Nour (pseudonym), 61, a Syrian woman who has diabetes, had been detained for over a month in Kiskunhalas, sharing a cell with four unrelated men. She said she had not seen her husband, who was also diabetic, since they were in court, where they were convicted of irregular border crossing. She said he was being held in another detention center.
In the Bekescsaba asylum detention center, families, single women, and mothers had separate living quarters but shared common facilities, including the laundry room, dining hall, and courtyard, with single males, putting younger girls in a vulnerable position. Hayat (pseudonym), 16, from Afghanistan, said she felt restricted because of all the single men around the common facilities:
“I don’t feel good about it all…. I often have to stay in the room or with my parents all the time to avoid being disrespected.”
Poor Conditions in Nyirbator
Conditions in the Nyirbator detention center were poor in both the asylum and immigration sections, though conditions in other facilities that were visited appeared adequate for the most part.

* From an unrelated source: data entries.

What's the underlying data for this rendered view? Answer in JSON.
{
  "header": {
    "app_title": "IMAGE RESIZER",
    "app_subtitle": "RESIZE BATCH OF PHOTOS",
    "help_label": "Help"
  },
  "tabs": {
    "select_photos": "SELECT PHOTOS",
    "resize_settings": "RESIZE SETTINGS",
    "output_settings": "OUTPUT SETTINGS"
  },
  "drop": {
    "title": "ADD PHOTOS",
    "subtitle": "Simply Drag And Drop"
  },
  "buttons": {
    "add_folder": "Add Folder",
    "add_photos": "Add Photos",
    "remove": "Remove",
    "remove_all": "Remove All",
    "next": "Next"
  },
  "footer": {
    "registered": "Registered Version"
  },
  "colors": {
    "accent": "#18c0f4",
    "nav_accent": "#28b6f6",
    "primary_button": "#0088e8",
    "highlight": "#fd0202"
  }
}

In response to the reports of bedbug infestation, the director of the immigration detention center said that while rooms had been fumigated on more than one occasion, the bugs had not been exterminated. To change all beddings and mattresses would be too costly, he added.
Detained asylum seekers in Nyirbator said they were handcuffed and roped together during trips outside the detention facility – for instance, for medical appointments or to receive Western Union money transfers. Mohammed (pseudonym), 22, from Afghanistan, said:
“Are we refugees or criminals? Because they act as we are criminals. The doctor is in the other building and we were put in handcuffs and escorted there by six police officers. Whenever we receive money from our families through Western Union, police handcuff us and rope us together just like criminals. The whole town is watching us. It’s very shameful. It’s like a prison here.”
“We thought European countries would respect our rights, but we’re in hell,” said Ahmed (pseudonym), 25, from Afghanistan, who was interviewed separately in the Nyirbator asylum detention facility. “One day they put us on a leash to go to Western Union, we were ashamed.”
Despite the cold weather, the facility’s director said detainees had to buy their own clothes.
Taher (pseudonym) from Afghanistan, who said he was 17, sat outside in a T-shirt: “I don’t have any money so I can’t buy any clothes. All I have is summer clothes, T-shirts. They don’t give us any warm clothes here. I don’t know what I will do in winter.”
“They detained us in the summer,” said Nabeel, from Iraq. “On September 14 it was hot, but since then we’ve had no warm clothes.”
Detainees in Nyirbator center said they had been told they could put in weekly shopping orders, but that only a few people had received what they ordered. They said many who had placed orders remain without basics including clothes, hygiene items, and snacks.